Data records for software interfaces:
◇ ◇ ◇
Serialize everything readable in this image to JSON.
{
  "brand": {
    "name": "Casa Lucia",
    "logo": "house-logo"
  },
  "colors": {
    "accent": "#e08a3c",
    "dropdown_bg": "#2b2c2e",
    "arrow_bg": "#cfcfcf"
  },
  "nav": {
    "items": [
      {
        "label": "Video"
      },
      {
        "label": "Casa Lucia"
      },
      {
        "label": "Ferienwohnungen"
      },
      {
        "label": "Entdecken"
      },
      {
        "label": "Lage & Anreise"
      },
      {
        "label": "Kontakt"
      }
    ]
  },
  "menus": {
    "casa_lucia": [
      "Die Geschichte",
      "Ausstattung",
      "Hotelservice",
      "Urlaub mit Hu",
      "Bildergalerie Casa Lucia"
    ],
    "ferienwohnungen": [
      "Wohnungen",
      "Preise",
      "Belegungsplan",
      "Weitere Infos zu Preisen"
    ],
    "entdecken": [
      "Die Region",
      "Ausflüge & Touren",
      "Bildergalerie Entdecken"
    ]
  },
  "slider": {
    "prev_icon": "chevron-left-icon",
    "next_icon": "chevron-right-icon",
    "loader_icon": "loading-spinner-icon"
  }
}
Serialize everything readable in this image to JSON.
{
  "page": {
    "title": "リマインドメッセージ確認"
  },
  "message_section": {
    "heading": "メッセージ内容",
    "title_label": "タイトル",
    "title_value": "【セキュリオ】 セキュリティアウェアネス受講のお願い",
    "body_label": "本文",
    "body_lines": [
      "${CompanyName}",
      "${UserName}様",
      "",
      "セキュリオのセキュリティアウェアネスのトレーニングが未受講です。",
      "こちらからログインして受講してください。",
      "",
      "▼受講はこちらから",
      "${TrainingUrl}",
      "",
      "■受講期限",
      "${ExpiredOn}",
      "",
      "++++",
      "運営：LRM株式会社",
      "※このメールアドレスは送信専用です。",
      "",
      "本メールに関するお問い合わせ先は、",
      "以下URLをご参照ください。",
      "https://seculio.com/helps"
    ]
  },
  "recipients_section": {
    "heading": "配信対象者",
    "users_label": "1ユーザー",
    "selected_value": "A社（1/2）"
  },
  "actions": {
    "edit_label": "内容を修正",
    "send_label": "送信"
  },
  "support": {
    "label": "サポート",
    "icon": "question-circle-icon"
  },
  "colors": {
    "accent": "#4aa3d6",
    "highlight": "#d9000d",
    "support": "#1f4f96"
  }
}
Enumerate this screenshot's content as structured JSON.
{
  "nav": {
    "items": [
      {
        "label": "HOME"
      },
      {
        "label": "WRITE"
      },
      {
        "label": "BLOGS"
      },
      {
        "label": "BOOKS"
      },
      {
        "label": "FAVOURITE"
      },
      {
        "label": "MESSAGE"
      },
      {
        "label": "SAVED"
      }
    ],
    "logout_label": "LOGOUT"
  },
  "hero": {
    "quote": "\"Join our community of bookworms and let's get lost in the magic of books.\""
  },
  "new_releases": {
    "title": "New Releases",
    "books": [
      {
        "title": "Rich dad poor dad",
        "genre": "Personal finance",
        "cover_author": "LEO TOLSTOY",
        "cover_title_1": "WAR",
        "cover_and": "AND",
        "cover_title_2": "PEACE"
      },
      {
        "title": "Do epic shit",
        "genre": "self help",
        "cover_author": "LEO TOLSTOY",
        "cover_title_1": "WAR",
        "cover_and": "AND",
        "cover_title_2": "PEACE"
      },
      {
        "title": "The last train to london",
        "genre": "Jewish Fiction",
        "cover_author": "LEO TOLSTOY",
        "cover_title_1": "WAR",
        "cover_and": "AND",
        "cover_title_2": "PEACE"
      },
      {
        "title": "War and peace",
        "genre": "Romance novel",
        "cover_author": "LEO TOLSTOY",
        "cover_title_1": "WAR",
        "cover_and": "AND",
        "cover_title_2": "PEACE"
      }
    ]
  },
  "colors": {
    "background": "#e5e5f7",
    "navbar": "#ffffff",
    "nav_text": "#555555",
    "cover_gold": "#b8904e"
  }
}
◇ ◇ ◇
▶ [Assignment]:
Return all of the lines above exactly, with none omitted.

▶ [Expected answer]:
Serialize everything readable in this image to JSON.
{
  "brand": {
    "name": "Casa Lucia",
    "logo": "house-logo"
  },
  "colors": {
    "accent": "#e08a3c",
    "dropdown_bg": "#2b2c2e",
    "arrow_bg": "#cfcfcf"
  },
  "nav": {
    "items": [
      {
        "label": "Video"
      },
      {
        "label": "Casa Lucia"
      },
      {
        "label": "Ferienwohnungen"
      },
      {
        "label": "Entdecken"
      },
      {
        "label": "Lage & Anreise"
      },
      {
        "label": "Kontakt"
      }
    ]
  },
  "menus": {
    "casa_lucia": [
      "Die Geschichte",
      "Ausstattung",
      "Hotelservice",
      "Urlaub mit Hu",
      "Bildergalerie Casa Lucia"
    ],
    "ferienwohnungen": [
      "Wohnungen",
      "Preise",
      "Belegungsplan",
      "Weitere Infos zu Preisen"
    ],
    "entdecken": [
      "Die Region",
      "Ausflüge & Touren",
      "Bildergalerie Entdecken"
    ]
  },
  "slider": {
    "prev_icon": "chevron-left-icon",
    "next_icon": "chevron-right-icon",
    "loader_icon": "loading-spinner-icon"
  }
}
Serialize everything readable in this image to JSON.
{
  "page": {
    "title": "リマインドメッセージ確認"
  },
  "message_section": {
    "heading": "メッセージ内容",
    "title_label": "タイトル",
    "title_value": "【セキュリオ】 セキュリティアウェアネス受講のお願い",
    "body_label": "本文",
    "body_lines": [
      "${CompanyName}",
      "${UserName}様",
      "",
      "セキュリオのセキュリティアウェアネスのトレーニングが未受講です。",
      "こちらからログインして受講してください。",
      "",
      "▼受講はこちらから",
      "${TrainingUrl}",
      "",
      "■受講期限",
      "${ExpiredOn}",
      "",
      "++++",
      "運営：LRM株式会社",
      "※このメールアドレスは送信専用です。",
      "",
      "本メールに関するお問い合わせ先は、",
      "以下URLをご参照ください。",
      "https://seculio.com/helps"
    ]
  },
  "recipients_section": {
    "heading": "配信対象者",
    "users_label": "1ユーザー",
    "selected_value": "A社（1/2）"
  },
  "actions": {
    "edit_label": "内容を修正",
    "send_label": "送信"
  },
  "support": {
    "label": "サポート",
    "icon": "question-circle-icon"
  },
  "colors": {
    "accent": "#4aa3d6",
    "highlight": "#d9000d",
    "support": "#1f4f96"
  }
}
Enumerate this screenshot's content as structured JSON.
{
  "nav": {
    "items": [
      {
        "label": "HOME"
      },
      {
        "label": "WRITE"
      },
      {
        "label": "BLOGS"
      },
      {
        "label": "BOOKS"
      },
      {
        "label": "FAVOURITE"
      },
      {
        "label": "MESSAGE"
      },
      {
        "label": "SAVED"
      }
    ],
    "logout_label": "LOGOUT"
  },
  "hero": {
    "quote": "\"Join our community of bookworms and let's get lost in the magic of books.\""
  },
  "new_releases": {
    "title": "New Releases",
    "books": [
      {
        "title": "Rich dad poor dad",
        "genre": "Personal finance",
        "cover_author": "LEO TOLSTOY",
        "cover_title_1": "WAR",
        "cover_and": "AND",
        "cover_title_2": "PEACE"
      },
      {
        "title": "Do epic shit",
        "genre": "self help",
        "cover_author": "LEO TOLSTOY",
        "cover_title_1": "WAR",
        "cover_and": "AND",
        "cover_title_2": "PEACE"
      },
      {
        "title": "The last train to london",
        "genre": "Jewish Fiction",
        "cover_author": "LEO TOLSTOY",
        "cover_title_1": "WAR",
        "cover_and": "AND",
        "cover_title_2": "PEACE"
      },
      {
        "title": "War and peace",
        "genre": "Romance novel",
        "cover_author": "LEO TOLSTOY",
        "cover_title_1": "WAR",
        "cover_and": "AND",
        "cover_title_2": "PEACE"
      }
    ]
  },
  "colors": {
    "background": "#e5e5f7",
    "navbar": "#ffffff",
    "nav_text": "#555555",
    "cover_gold": "#b8904e"
  }
}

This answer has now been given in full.